With the opening of the inaugural Soho Literary Festival fast approaching, finding a moment to speak to the organiser, Claire Daly, wasn’t easy. Based at the Soho Theatre in Dean Street, the festival boasts almost 40 separate events and performances, which are taking place on the weekend of the 23rd-25th of September.
Behind each one of these events is the hard graft of Claire, who juggles the running of the festival with being Richard Ingrams’ editorial assistant at The Oldie. No mean feat. When I finally managed to find an chance to pick her brain about what it is like to set up and coordinate a festival, its launch was only a week or so away, and Claire was packing her bags to go to Rye.
“The festival was the brainchild of The Oldie’s publisher, James Pembroke. He felt that central London lacked the literary festival it deserved, and that with Soho having as rich a literary past as it does, it would be the perfect place for the launch of a new one.”

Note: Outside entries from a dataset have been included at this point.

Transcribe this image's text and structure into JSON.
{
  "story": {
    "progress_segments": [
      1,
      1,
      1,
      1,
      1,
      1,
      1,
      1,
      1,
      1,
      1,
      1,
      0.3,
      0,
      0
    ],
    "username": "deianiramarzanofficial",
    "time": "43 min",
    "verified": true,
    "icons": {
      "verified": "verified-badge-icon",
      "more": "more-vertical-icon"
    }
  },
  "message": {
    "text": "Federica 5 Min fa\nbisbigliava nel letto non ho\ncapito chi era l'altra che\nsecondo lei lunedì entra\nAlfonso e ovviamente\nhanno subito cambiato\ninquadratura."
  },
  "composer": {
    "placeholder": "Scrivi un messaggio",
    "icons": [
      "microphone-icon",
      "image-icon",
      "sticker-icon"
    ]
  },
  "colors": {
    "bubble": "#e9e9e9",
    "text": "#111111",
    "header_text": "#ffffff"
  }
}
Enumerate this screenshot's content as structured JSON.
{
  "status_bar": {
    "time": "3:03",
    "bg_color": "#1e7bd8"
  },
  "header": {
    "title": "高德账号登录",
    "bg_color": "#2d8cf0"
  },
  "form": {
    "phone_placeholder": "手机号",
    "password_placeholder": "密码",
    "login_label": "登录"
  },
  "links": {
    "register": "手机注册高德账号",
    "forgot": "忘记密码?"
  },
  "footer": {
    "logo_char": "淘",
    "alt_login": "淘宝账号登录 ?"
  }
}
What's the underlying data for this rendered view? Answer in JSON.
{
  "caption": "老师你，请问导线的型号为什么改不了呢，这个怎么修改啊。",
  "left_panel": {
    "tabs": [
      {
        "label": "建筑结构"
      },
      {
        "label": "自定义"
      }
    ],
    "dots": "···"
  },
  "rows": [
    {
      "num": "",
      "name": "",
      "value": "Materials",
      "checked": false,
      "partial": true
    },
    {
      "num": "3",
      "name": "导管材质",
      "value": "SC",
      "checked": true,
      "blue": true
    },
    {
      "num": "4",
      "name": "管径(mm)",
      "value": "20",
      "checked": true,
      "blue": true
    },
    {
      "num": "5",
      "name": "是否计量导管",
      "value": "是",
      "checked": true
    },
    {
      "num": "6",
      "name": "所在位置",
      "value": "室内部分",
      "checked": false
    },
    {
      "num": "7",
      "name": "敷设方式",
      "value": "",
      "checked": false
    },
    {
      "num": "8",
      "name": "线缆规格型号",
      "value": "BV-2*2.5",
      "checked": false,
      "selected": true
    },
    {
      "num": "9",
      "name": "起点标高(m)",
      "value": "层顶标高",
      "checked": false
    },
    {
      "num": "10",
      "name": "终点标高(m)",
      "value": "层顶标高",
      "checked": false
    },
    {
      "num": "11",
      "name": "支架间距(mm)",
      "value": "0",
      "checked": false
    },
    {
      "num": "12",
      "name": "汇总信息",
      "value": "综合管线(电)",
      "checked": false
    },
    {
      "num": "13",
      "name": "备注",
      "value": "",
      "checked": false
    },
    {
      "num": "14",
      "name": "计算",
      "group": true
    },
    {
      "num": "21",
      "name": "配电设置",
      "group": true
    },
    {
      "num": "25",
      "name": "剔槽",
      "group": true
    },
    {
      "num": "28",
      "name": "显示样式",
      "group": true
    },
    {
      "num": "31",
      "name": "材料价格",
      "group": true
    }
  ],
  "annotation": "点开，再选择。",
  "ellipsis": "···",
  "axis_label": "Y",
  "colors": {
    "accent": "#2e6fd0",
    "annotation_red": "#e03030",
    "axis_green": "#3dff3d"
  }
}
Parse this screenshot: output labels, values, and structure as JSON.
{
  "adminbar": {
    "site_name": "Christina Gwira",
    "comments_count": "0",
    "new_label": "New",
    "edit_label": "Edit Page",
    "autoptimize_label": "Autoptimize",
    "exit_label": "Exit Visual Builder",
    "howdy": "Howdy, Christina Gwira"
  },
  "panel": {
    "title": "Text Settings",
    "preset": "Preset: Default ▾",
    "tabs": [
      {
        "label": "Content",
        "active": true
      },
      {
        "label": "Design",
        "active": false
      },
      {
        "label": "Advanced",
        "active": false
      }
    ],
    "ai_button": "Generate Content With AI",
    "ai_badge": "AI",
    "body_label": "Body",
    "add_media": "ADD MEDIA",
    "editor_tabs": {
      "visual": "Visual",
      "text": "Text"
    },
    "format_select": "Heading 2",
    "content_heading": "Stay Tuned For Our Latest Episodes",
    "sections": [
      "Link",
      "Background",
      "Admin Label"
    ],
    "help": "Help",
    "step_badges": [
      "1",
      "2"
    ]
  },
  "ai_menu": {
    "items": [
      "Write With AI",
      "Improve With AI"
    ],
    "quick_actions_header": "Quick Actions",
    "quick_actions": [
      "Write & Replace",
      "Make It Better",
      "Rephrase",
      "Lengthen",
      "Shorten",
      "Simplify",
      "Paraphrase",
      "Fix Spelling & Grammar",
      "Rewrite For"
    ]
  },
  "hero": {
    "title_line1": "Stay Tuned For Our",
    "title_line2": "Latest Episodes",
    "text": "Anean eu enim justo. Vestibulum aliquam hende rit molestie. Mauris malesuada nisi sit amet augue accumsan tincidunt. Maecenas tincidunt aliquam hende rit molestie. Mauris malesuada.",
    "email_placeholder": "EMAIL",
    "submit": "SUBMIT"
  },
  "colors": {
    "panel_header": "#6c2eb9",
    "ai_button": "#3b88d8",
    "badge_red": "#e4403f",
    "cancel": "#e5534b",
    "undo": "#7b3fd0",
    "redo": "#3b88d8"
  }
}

Claire’s trip to Rye, a well-established progenitor to Soho’s own festival, illustrates James’ and Claire’s point. “It’s for those who don’t want to trek all the way to the other side of the country to see their favourite London-based writers. And for London writers to be able to participate without needing to up sticks.”
Of course London has more writers than any festival could ever dream of hosting, but Claire explains that those asked were those most connected to Soho and it’s surrounding area, without sacrificing variety. “We have everyone from children’s author and illustrator, Judith Kerr (the creator of Mog), to the controversial journalist and blogger James Delingpole. We also wanted to invite our favourite Oldie writers – Maureen Lipman, Virginia Ironside, Paul Bailey and Marcus Berkmann.”
The line-up is certainly diverse – comic book shops are salivating at the bringing together of Alan Moore’s artistic partners Kevin O’Neill and Melinda Gebbie. Film devotees can listen to Ken Loach and Molly Dineen discuss their life and work. The most surprising entry into the programme of events is, for Claire, Rich Fulcher. “As a member of the Mighty Boosh family he is a huge highlight, but an unexpected one. His show did incredibly well at Edinburgh, but he is mainly popular with the younger audience, so we didn’t think an Oldie event would appeal to him. It’s a huge bonus though, we want the festival to entice any age.”
It seems that founding something new in this city generates a great deal of support. For Claire it is the Wallis Simpson event that most excites her, with two “extraordinary writers Kate Sebba and Kate Auspitz”. Choosing, however, was tricky. “I’m also tremendously intrigued to see Craig Brown’s new show with Simon Russell Beale and Eleanor Bron… Hopefully I will have time to attend!”
From a peek at Claire’s schedule, and numerous to-do lists, putting on such a multi-faceted event has its difficulties. Indeed she admits that the support of local businesses like Black’s Club, and the many nearby cafes and bookshops handing out programmes, has been a life-line. “We don’t have a green room or anything like that at the theatre, so thankfully Black’s are allowing the speakers to become temporary members so they can have somewhere to relax outside of the auditorium. The busy Oldie office could never have housed them all. We are also hugely proud to be collaborating with Clerkenwell Tales and Peter Ho, an independent bookseller based in Exmouth Market. They have helped enormously.”
Unlikely friendships, then, are the theme of the festival’s creation. and will, it’s hoped, turn out to be the ingredient for success. Another legacy for Claire is an inside-out knowledge of all of Soho’s winding streets. “For those coming for their first time, I’d recommend Ronnie Scott’s and the Star Cafe – I feel they’d give you an authentic Soho experience.”
And if the numerous bookshops, musical venues and poetry cafes aren’t enough to entice a bookworm into Soho, then perhaps this festival will be.
More details on the festival can be found at www.soholitfest.com